Rigoberto González is the author of four books, So Often the Pitcher Goes to Water Until It Breaks, a 1998 National Poetry Series selection (University of Illinois Press, 1999); two bilingual children's books, Soledad Sigh-Sighs / Soledad Suspiros (2003) and Antonio's Card / La Tarjeta de Antonio (2005), both from Children’s Book Press; and a novel, Crossing Vines (University of Oklahoma Press, 2003), which received ForeWord Magazine's Editor's Choice for Fiction Book of the Year Award in 2004. If that weren’t enough, González has three (yes three!) new books forthcoming in 2005: Northwestern University Press will publish his biography of the late Chicano writer, Tomás Rivera; Zoo Press will publish his second collection of poetry, Other Fugitives and Other Strangers; and his memoir, Butterfly Boy, will appear from the University of Wisconsin Press. González has so many awards and other projects (including reviewing books by Latinos for El Paso Times), I don’t have the time to list everything. Just go and visit his Web site for more information and drop him a note and say La Bloga sent you.
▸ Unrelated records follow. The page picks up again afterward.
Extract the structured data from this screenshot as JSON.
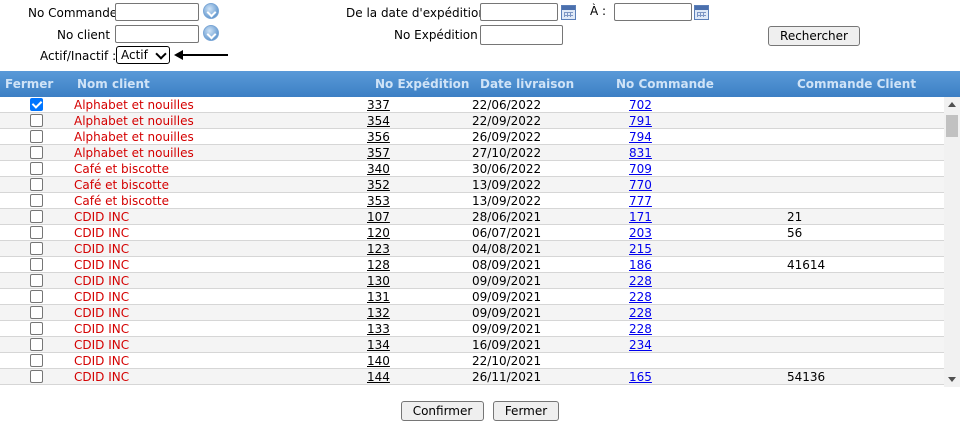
{
  "filters": {
    "no_commande_label": "No Commande:",
    "no_client_label": "No client :",
    "actif_label": "Actif/Inactif :",
    "actif_value": "Actif",
    "date_from_label": "De la date d'expédition:",
    "date_to_label": "À :",
    "no_expedition_label": "No Expédition :",
    "search_label": "Rechercher"
  },
  "table": {
    "headers": [
      "Fermer",
      "Nom client",
      "No Expédition",
      "Date livraison",
      "No Commande",
      "Commande Client"
    ],
    "rows": [
      {
        "checked": true,
        "client": "Alphabet et nouilles",
        "expedition": "337",
        "date": "22/06/2022",
        "commande": "702",
        "commande_client": ""
      },
      {
        "checked": false,
        "client": "Alphabet et nouilles",
        "expedition": "354",
        "date": "22/09/2022",
        "commande": "791",
        "commande_client": ""
      },
      {
        "checked": false,
        "client": "Alphabet et nouilles",
        "expedition": "356",
        "date": "26/09/2022",
        "commande": "794",
        "commande_client": ""
      },
      {
        "checked": false,
        "client": "Alphabet et nouilles",
        "expedition": "357",
        "date": "27/10/2022",
        "commande": "831",
        "commande_client": ""
      },
      {
        "checked": false,
        "client": "Café et biscotte",
        "expedition": "340",
        "date": "30/06/2022",
        "commande": "709",
        "commande_client": ""
      },
      {
        "checked": false,
        "client": "Café et biscotte",
        "expedition": "352",
        "date": "13/09/2022",
        "commande": "770",
        "commande_client": ""
      },
      {
        "checked": false,
        "client": "Café et biscotte",
        "expedition": "353",
        "date": "13/09/2022",
        "commande": "777",
        "commande_client": ""
      },
      {
        "checked": false,
        "client": "CDID INC",
        "expedition": "107",
        "date": "28/06/2021",
        "commande": "171",
        "commande_client": "21"
      },
      {
        "checked": false,
        "client": "CDID INC",
        "expedition": "120",
        "date": "06/07/2021",
        "commande": "203",
        "commande_client": "56"
      },
      {
        "checked": false,
        "client": "CDID INC",
        "expedition": "123",
        "date": "04/08/2021",
        "commande": "215",
        "commande_client": ""
      },
      {
        "checked": false,
        "client": "CDID INC",
        "expedition": "128",
        "date": "08/09/2021",
        "commande": "186",
        "commande_client": "41614"
      },
      {
        "checked": false,
        "client": "CDID INC",
        "expedition": "130",
        "date": "09/09/2021",
        "commande": "228",
        "commande_client": ""
      },
      {
        "checked": false,
        "client": "CDID INC",
        "expedition": "131",
        "date": "09/09/2021",
        "commande": "228",
        "commande_client": ""
      },
      {
        "checked": false,
        "client": "CDID INC",
        "expedition": "132",
        "date": "09/09/2021",
        "commande": "228",
        "commande_client": ""
      },
      {
        "checked": false,
        "client": "CDID INC",
        "expedition": "133",
        "date": "09/09/2021",
        "commande": "228",
        "commande_client": ""
      },
      {
        "checked": false,
        "client": "CDID INC",
        "expedition": "134",
        "date": "16/09/2021",
        "commande": "234",
        "commande_client": ""
      },
      {
        "checked": false,
        "client": "CDID INC",
        "expedition": "140",
        "date": "22/10/2021",
        "commande": "",
        "commande_client": ""
      },
      {
        "checked": false,
        "client": "CDID INC",
        "expedition": "144",
        "date": "26/11/2021",
        "commande": "165",
        "commande_client": "54136"
      }
    ]
  },
  "footer": {
    "confirm_label": "Confirmer",
    "close_label": "Fermer"
  },
  "icons": {
    "dropdown_icon": "blue-circle-chevron",
    "calendar_icon": "calendar-grid"
  },
  "colors": {
    "header_bg": "#4a8cce",
    "client_text": "#d40000",
    "link": "#0000ee"
  }
}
NOTICIAS: ◘ This week sees the publication of a new novel: The People of Paper (McSweeney’s) by Salvador Plascencia; more on Salvador later but in the meantime, you can read an excerpt. ◘ I recently read and loved Carmen Tafolla’s poetry collection, Sonnets and Salsa (Wings Press); a review is forthcoming. ◘ The Jewish Journal published an interesting article/review on a new memoir: Jubana!: The Awkwardly True and Dazzling Adventures of a Jewish Cubana Goddess, by Gigi Anders (Rayo/HarperCollins). ◘ Sheryl Luna's collection Pity the Drowned Horses won the first Andrés Montoya Poetry Prize sponsored by the Institute for Latino Studies at University of Notre Dame; she currently teaches at the Metropolitan State College of Denver. ◘ David Hernandez's second book of poems, Always Danger, won the Crab Orchard Series in Poetry and will be published by Southern Illinois University Press in March 2006. ◘ The editors of the San Francisco Chronicle recommend Luis Alberto Urrea’s brilliant new novel, The Hummingbird’s Daughter (Little, Brown). ◘ Susana Chávez-Silverman’s memoir, Killer Cronicas: Bilingual Memories (University of Wisconsin Press), has been receiving good notices including from Daniel Hernandez, staff writer for the Los Angeles Times.
Ariel Robello will read from her collection, My Sweet Unconditional: Poems (Tía Chucha Press, 2005), on Saturday, June 4, 7:30 p.m. to 9:30 p.m., at Tía Chucha’s Café Cultural, 12737 Glenoaks Blvd., #22, Sylmar, CA 91342; (818) 362-7060. Ariel received a PEN West Rosenthal Emerging Voices Fellowship in 2002. She teaches poetry in Los Angeles public high schools and English in the garment district.
MEMORIAL DAY: I think of my father who is happy and healthy enjoying his retirement with my mother. Pop enlisted with the Marines in 1950 at the age of 18. He fought in the Korean Conflict. In Sacramento, CA, there’s a war memorial dedicated to Mexican-American veterans. I haven’t been there yet, but here’s the information if you’re up there sometime. It was dedicated on September 16, 1975. The plaque states: "In memory of the American servicemen of Hispanic descent and all others who sacrificed their lives to protect the freedoms we enjoy."
And, finally, LatinoLA has posted my little article on La Bloga. All done. Until next Monday, enjoy the intervening posts from my compadres at La Bloga. ¡Lea un libro!